■ Problem description ■
Pick out every line of the entries below where "Backplane" occurs, and copy those lines.

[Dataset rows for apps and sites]
━━━
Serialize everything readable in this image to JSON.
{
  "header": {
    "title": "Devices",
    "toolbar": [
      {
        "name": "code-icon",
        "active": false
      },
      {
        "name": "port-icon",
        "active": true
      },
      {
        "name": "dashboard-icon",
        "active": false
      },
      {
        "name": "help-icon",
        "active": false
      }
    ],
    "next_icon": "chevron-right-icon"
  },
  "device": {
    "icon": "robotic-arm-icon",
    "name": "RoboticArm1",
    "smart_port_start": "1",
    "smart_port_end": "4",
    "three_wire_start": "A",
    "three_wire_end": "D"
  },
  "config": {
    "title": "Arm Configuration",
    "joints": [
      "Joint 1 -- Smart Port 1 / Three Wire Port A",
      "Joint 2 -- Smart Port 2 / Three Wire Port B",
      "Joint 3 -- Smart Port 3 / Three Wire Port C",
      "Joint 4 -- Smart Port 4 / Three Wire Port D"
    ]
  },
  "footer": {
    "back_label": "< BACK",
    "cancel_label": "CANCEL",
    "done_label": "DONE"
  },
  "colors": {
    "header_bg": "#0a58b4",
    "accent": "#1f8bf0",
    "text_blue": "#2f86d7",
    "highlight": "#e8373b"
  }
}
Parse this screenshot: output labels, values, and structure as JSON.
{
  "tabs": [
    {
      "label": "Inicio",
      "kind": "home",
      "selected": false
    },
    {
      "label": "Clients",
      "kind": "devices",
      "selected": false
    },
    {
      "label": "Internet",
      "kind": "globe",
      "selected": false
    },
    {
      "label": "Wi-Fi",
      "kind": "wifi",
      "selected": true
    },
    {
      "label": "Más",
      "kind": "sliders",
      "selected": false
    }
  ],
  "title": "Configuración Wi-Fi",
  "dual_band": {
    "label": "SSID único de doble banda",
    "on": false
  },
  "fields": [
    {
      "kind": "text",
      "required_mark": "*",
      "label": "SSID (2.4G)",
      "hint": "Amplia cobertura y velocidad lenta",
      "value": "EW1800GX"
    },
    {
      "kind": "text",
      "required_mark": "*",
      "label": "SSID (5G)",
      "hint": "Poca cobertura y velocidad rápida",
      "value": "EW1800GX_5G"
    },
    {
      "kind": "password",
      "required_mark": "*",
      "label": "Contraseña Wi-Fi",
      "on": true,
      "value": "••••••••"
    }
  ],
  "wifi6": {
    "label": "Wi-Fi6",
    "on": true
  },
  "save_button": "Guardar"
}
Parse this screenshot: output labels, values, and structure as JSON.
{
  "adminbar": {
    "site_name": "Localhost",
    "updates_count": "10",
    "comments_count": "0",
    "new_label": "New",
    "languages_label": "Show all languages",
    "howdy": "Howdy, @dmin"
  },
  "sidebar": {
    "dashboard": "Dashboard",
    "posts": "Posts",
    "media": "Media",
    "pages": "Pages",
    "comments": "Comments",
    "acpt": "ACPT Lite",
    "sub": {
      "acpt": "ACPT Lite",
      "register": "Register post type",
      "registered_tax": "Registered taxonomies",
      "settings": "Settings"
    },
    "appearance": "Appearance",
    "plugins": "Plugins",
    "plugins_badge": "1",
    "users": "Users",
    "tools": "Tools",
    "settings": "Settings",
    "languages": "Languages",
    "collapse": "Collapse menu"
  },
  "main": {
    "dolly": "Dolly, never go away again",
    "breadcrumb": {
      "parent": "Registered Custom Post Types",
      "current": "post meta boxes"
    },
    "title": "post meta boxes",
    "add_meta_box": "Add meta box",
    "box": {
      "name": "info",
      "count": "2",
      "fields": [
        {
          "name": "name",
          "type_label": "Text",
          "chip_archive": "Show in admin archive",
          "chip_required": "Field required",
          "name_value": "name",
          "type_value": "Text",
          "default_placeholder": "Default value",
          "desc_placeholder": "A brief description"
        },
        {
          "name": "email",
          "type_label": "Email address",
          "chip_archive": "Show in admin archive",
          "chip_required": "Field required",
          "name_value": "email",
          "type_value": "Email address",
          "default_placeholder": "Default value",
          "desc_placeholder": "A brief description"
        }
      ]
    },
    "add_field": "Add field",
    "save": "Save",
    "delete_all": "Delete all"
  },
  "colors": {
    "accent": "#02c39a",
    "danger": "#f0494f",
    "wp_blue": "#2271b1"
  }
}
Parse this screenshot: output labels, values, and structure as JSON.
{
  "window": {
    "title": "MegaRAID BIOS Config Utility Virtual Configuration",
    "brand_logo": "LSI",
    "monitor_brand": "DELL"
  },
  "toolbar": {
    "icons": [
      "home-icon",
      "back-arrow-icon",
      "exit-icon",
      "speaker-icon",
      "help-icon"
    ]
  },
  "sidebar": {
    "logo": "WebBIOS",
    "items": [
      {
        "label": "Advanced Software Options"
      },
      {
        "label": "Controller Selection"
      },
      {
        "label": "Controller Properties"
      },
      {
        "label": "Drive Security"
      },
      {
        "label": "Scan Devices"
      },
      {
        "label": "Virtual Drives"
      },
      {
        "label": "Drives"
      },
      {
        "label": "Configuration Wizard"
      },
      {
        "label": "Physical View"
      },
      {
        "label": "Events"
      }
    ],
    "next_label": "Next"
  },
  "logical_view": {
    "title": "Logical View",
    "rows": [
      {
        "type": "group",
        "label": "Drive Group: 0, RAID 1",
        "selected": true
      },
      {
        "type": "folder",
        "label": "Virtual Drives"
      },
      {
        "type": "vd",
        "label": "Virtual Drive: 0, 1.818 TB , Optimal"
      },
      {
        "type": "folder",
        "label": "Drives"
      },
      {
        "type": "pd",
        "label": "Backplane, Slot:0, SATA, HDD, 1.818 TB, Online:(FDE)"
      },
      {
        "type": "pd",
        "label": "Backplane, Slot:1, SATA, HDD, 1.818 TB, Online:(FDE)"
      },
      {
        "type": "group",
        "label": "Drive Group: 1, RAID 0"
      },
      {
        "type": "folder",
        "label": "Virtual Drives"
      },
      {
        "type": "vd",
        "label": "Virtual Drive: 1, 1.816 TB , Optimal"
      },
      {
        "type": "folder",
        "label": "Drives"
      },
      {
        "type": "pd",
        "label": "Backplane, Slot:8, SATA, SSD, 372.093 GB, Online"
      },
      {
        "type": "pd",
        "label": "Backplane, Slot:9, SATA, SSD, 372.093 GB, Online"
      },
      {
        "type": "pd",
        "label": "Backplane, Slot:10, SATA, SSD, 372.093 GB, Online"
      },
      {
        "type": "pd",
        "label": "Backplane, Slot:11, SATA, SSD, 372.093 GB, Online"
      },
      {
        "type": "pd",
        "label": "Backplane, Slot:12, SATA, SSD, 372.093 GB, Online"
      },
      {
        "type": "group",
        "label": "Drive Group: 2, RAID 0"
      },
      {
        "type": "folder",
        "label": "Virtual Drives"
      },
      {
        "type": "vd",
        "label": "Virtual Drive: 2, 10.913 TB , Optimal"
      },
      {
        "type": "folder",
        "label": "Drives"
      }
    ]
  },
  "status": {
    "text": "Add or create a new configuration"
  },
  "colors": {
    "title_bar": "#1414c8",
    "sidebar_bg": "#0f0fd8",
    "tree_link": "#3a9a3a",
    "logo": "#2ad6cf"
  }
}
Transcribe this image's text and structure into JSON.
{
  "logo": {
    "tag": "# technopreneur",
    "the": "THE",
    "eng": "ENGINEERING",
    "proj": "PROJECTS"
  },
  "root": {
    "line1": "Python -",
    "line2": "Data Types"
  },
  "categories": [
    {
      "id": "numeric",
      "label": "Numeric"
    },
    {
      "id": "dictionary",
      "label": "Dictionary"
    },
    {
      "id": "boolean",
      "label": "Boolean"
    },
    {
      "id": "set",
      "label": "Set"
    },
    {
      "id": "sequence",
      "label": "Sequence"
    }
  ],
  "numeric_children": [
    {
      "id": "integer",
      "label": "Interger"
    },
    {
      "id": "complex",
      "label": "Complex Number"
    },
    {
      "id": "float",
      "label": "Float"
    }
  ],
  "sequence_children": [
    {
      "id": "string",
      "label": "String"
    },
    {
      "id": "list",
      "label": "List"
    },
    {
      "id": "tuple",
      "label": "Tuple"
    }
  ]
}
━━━
■ Your solution ■
        "label": "Backplane, Slot:0, SATA, HDD, 1.818 TB, Online:(FDE)"
        "label": "Backplane, Slot:1, SATA, HDD, 1.818 TB, Online:(FDE)"
        "label": "Backplane, Slot:8, SATA, SSD, 372.093 GB, Online"
        "label": "Backplane, Slot:9, SATA, SSD, 372.093 GB, Online"
        "label": "Backplane, Slot:10, SATA, SSD, 372.093 GB, Online"
        "label": "Backplane, Slot:11, SATA, SSD, 372.093 GB, Online"
        "label": "Backplane, Slot:12, SATA, SSD, 372.093 GB, Online"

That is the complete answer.